In the context of technical analysis, optimization is the process of adjusting a trading system in an attempt to make it more effective. These adjustments include changing the number of periods used in moving averages, changing the number of indicators used, or simply taking away what doesn't work.
For example, if an investor has a simple trading system that is just composed of a crossover of closing price and a moving average, by changing the periods of the moving average, the trader will get different profits, risk, capital drawdowns, etc. Thus, optimization helps you to choose the optimal parameters to trade.
Once a trading system is developed, the next step before implementation is back-testing and optimization. Finding the best possible combination of settings for the parameters of the trading system is vital to the profit generating success of a trading system. There are many pitfalls and traps that traders sometimes inadvertently overlook. Over-optimization and having too large or to small a sample data period are just a couple of the subtle mistakes that lead to trading systems failing.
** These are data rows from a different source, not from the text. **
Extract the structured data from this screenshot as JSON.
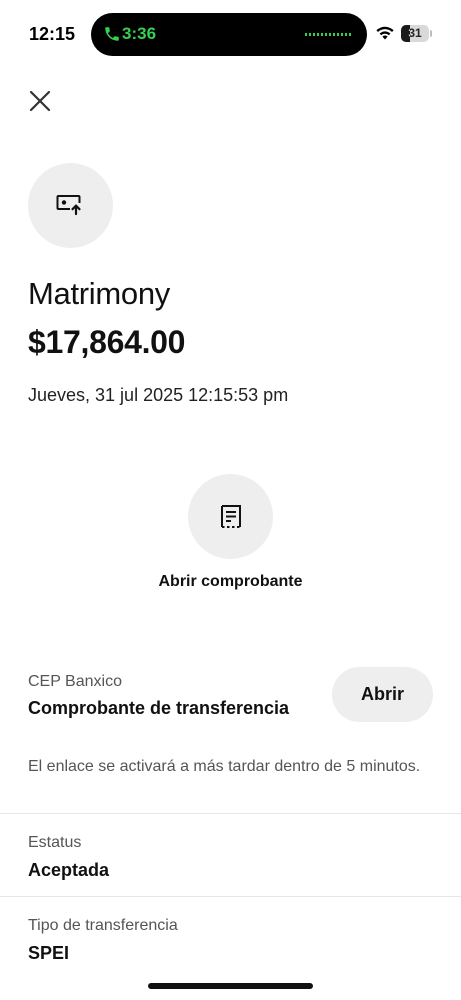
{
  "status_bar": {
    "time": "12:15",
    "call_duration": "3:36",
    "battery_level": "31",
    "battery_fraction": 0.31,
    "call_color": "#35d14e"
  },
  "header": {
    "close_icon": "close-icon"
  },
  "transfer": {
    "icon": "transfer-upload-icon",
    "payee": "Matrimony",
    "amount": "$17,864.00",
    "datetime": "Jueves, 31 jul 2025 12:15:53 pm"
  },
  "receipt": {
    "icon": "receipt-icon",
    "label": "Abrir comprobante"
  },
  "cep": {
    "label": "CEP Banxico",
    "value": "Comprobante de transferencia",
    "button_label": "Abrir",
    "notice": "El enlace se activará a más tardar dentro de 5 minutos."
  },
  "details": {
    "status_label": "Estatus",
    "status_value": "Aceptada",
    "type_label": "Tipo de transferencia",
    "type_value": "SPEI"
  }
}
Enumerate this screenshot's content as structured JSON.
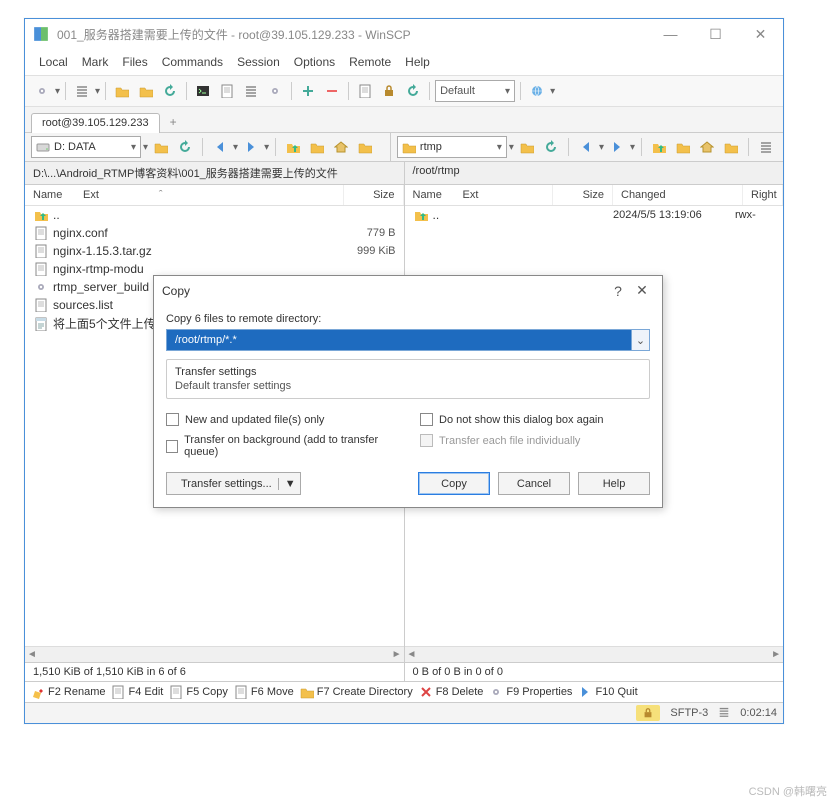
{
  "title": "001_服务器搭建需要上传的文件 - root@39.105.129.233 - WinSCP",
  "menu": [
    "Local",
    "Mark",
    "Files",
    "Commands",
    "Session",
    "Options",
    "Remote",
    "Help"
  ],
  "toolbar": {
    "default_label": "Default"
  },
  "session": {
    "tab0": "root@39.105.129.233",
    "add": "+"
  },
  "local": {
    "drive": "D: DATA",
    "path": "D:\\...\\Android_RTMP博客资料\\001_服务器搭建需要上传的文件",
    "cols": {
      "name": "Name",
      "ext": "Ext",
      "size": "Size"
    },
    "files": [
      {
        "name": "..",
        "size": "",
        "icon": "up"
      },
      {
        "name": "nginx.conf",
        "size": "779 B",
        "icon": "file"
      },
      {
        "name": "nginx-1.15.3.tar.gz",
        "size": "999 KiB",
        "icon": "file"
      },
      {
        "name": "nginx-rtmp-modu",
        "size": "",
        "icon": "file"
      },
      {
        "name": "rtmp_server_build",
        "size": "",
        "icon": "gear"
      },
      {
        "name": "sources.list",
        "size": "",
        "icon": "file"
      },
      {
        "name": "将上面5个文件上传",
        "size": "",
        "icon": "notes"
      }
    ],
    "status": "1,510 KiB of 1,510 KiB in 6 of 6"
  },
  "remote": {
    "drive": "rtmp",
    "path": "/root/rtmp",
    "cols": {
      "name": "Name",
      "ext": "Ext",
      "size": "Size",
      "changed": "Changed",
      "rights": "Right"
    },
    "files": [
      {
        "name": "..",
        "size": "",
        "changed": "2024/5/5 13:19:06",
        "rights": "rwx-",
        "icon": "up"
      }
    ],
    "status": "0 B of 0 B in 0 of 0"
  },
  "fkeys": {
    "f2": "F2 Rename",
    "f4": "F4 Edit",
    "f5": "F5 Copy",
    "f6": "F6 Move",
    "f7": "F7 Create Directory",
    "f8": "F8 Delete",
    "f9": "F9 Properties",
    "f10": "F10 Quit"
  },
  "statusbar": {
    "proto": "SFTP-3",
    "time": "0:02:14"
  },
  "dialog": {
    "title": "Copy",
    "label": "Copy 6 files to remote directory:",
    "path": "/root/rtmp/*.*",
    "group_title": "Transfer settings",
    "group_sub": "Default transfer settings",
    "chk_new": "New and updated file(s) only",
    "chk_bg": "Transfer on background (add to transfer queue)",
    "chk_noshow": "Do not show this dialog box again",
    "chk_indiv": "Transfer each file individually",
    "btn_settings": "Transfer settings...",
    "btn_copy": "Copy",
    "btn_cancel": "Cancel",
    "btn_help": "Help"
  },
  "watermark": "CSDN @韩曙亮"
}
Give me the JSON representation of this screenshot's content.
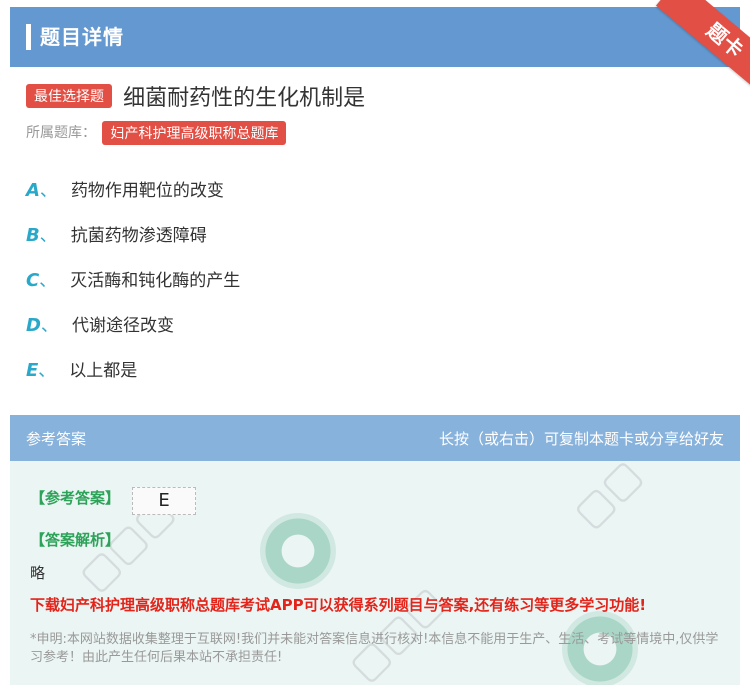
{
  "header": {
    "title": "题目详情",
    "ribbon": "题卡"
  },
  "question": {
    "type_tag": "最佳选择题",
    "text": "细菌耐药性的生化机制是",
    "bank_label": "所属题库：",
    "bank_name": "妇产科护理高级职称总题库"
  },
  "options": [
    {
      "letter": "A",
      "sep": "、",
      "text": "药物作用靶位的改变"
    },
    {
      "letter": "B",
      "sep": "、",
      "text": "抗菌药物渗透障碍"
    },
    {
      "letter": "C",
      "sep": "、",
      "text": "灭活酶和钝化酶的产生"
    },
    {
      "letter": "D",
      "sep": "、",
      "text": "代谢途径改变"
    },
    {
      "letter": "E",
      "sep": "、",
      "text": "以上都是"
    }
  ],
  "answer": {
    "head_left": "参考答案",
    "head_right": "长按（或右击）可复制本题卡或分享给好友",
    "answer_label": "【参考答案】",
    "answer_value": "E",
    "analysis_label": "【答案解析】",
    "analysis_text": "略",
    "download_text": "下载妇产科护理高级职称总题库考试APP可以获得系列题目与答案,还有练习等更多学习功能!",
    "disclaimer": "*申明:本网站数据收集整理于互联网!我们并未能对答案信息进行核对!本信息不能用于生产、生活、考试等情境中,仅供学习参考！由此产生任何后果本站不承担责任!"
  },
  "colors": {
    "header_bg": "#6498d0",
    "tag_red": "#e14f45",
    "option_letter": "#2aa8c9",
    "answer_green": "#2da35a",
    "download_red": "#e3241b"
  }
}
A trading system is used to define a set of rules that determines the entry and exit of a trade that yields consistent profits. With each rule that is applied within a system, the number of signals is diminished in order to satisfy the collective criteria set forth by the totality of the rules. Applying too many rules to achieve back-test results that show higher profits may result in what is referred to as curve-fitting. This is when the results of a back-test in one time-period shows profitability, but collapses when the same system and settings are applied to a different time-period. For example, imagine a trading system that uses a daily chart over the past year, and selects the month and day on which a major reversal took place, to indicate a signal in the direction of the reversal that yields a profitable trade. The rules of this hypothetical (yet impractical) system would be the list of month-and-day dates (with no year) that would result in the highest net profit for that year. The optimization would tend towards the precise timing of every reversal and result in the perfect (curve) fit. However, when the system is applied to a different year, or the future, it will very likely fail.
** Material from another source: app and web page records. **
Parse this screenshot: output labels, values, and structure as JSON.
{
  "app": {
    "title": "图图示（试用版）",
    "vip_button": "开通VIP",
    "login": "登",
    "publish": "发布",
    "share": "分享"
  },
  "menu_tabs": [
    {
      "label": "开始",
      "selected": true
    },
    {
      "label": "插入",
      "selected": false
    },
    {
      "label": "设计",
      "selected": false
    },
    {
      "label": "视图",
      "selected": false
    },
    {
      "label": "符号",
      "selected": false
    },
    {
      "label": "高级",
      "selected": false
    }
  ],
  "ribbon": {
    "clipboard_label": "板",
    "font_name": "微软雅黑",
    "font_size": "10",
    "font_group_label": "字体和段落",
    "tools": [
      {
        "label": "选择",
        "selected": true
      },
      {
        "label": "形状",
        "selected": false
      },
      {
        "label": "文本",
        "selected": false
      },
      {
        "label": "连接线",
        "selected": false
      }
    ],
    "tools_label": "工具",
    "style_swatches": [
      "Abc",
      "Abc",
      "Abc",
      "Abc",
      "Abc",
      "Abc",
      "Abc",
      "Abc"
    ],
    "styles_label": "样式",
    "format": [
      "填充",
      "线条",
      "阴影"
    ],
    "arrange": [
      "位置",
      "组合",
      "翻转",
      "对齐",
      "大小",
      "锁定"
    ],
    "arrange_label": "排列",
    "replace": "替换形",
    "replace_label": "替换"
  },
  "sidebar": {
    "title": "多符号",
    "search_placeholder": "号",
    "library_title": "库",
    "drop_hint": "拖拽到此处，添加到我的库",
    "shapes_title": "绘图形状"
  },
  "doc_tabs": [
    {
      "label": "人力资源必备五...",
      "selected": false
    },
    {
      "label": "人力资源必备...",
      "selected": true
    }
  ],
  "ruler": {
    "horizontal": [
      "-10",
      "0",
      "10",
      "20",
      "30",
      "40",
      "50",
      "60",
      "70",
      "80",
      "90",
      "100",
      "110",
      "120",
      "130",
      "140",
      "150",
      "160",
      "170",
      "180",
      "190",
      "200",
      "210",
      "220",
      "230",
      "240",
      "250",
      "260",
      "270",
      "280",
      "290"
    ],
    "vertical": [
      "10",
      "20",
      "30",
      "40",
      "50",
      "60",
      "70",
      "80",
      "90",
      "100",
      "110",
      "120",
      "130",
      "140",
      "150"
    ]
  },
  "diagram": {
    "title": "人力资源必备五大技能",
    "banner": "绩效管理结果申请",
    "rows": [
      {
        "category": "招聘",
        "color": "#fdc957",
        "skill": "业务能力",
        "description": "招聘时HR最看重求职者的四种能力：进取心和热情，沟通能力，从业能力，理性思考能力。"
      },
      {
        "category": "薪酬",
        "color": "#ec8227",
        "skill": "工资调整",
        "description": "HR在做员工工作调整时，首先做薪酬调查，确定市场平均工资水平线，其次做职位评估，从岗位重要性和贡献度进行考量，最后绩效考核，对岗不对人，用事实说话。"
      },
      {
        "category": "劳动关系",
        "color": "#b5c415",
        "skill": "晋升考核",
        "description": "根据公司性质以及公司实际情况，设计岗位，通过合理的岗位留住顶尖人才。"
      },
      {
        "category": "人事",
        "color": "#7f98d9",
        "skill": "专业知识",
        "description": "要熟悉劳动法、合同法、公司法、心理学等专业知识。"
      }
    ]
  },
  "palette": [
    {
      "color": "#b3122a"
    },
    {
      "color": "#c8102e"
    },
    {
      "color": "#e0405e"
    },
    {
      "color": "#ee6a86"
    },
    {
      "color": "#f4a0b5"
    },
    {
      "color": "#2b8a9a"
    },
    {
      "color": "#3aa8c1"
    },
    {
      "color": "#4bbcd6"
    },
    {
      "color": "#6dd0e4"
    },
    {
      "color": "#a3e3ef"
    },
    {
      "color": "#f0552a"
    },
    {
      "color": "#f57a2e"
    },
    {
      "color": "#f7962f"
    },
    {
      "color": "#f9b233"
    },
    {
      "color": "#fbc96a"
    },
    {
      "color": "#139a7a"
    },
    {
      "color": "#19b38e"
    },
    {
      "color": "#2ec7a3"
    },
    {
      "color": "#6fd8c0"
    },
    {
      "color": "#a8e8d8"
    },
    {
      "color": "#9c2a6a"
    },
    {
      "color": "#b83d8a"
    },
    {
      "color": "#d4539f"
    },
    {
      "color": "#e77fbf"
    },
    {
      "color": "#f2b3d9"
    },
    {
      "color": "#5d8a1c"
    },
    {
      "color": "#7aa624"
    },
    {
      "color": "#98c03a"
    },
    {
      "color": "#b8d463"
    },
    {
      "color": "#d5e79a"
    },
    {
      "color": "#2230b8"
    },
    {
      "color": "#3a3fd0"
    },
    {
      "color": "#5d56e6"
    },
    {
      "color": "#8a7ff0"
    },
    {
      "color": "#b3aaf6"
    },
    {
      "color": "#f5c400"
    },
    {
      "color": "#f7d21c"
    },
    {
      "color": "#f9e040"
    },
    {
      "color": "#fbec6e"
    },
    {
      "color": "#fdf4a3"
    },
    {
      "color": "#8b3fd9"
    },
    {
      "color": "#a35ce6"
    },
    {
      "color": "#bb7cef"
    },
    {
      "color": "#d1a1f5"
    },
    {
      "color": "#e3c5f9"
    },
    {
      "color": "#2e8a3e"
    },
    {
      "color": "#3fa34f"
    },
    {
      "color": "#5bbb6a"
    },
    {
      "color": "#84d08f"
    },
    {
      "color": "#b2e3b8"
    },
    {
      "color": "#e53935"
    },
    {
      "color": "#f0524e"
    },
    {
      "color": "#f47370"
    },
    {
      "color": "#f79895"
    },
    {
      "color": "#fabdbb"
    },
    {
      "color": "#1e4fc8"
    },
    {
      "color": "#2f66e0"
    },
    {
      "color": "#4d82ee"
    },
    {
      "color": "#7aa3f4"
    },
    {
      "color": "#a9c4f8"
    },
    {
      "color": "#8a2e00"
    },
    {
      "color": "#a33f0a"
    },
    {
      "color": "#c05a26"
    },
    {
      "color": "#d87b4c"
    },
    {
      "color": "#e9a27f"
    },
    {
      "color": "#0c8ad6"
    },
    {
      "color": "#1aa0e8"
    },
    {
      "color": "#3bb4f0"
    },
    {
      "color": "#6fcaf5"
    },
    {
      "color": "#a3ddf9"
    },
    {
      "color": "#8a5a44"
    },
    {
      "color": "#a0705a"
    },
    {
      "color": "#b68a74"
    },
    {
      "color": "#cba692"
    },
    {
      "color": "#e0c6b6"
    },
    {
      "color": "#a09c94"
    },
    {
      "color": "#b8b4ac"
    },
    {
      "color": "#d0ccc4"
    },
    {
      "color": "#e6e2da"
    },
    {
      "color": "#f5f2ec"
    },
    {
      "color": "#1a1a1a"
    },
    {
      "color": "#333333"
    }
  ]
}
The data period duration on which the back-testing is performed to optimize the settings of a trading system varies depending on the system. Some systems generate multiple trade signals per day, and some generate one signal per month or less. In either case, the back-test should, at minimum, include a number of trade signals that will present results that are statistically significant. That being said, care should be taken to ensure that the sample period covers all general market conditions including up trends, downtrends, and range trading. This will help prevent optimization results that work in only one type of market condition.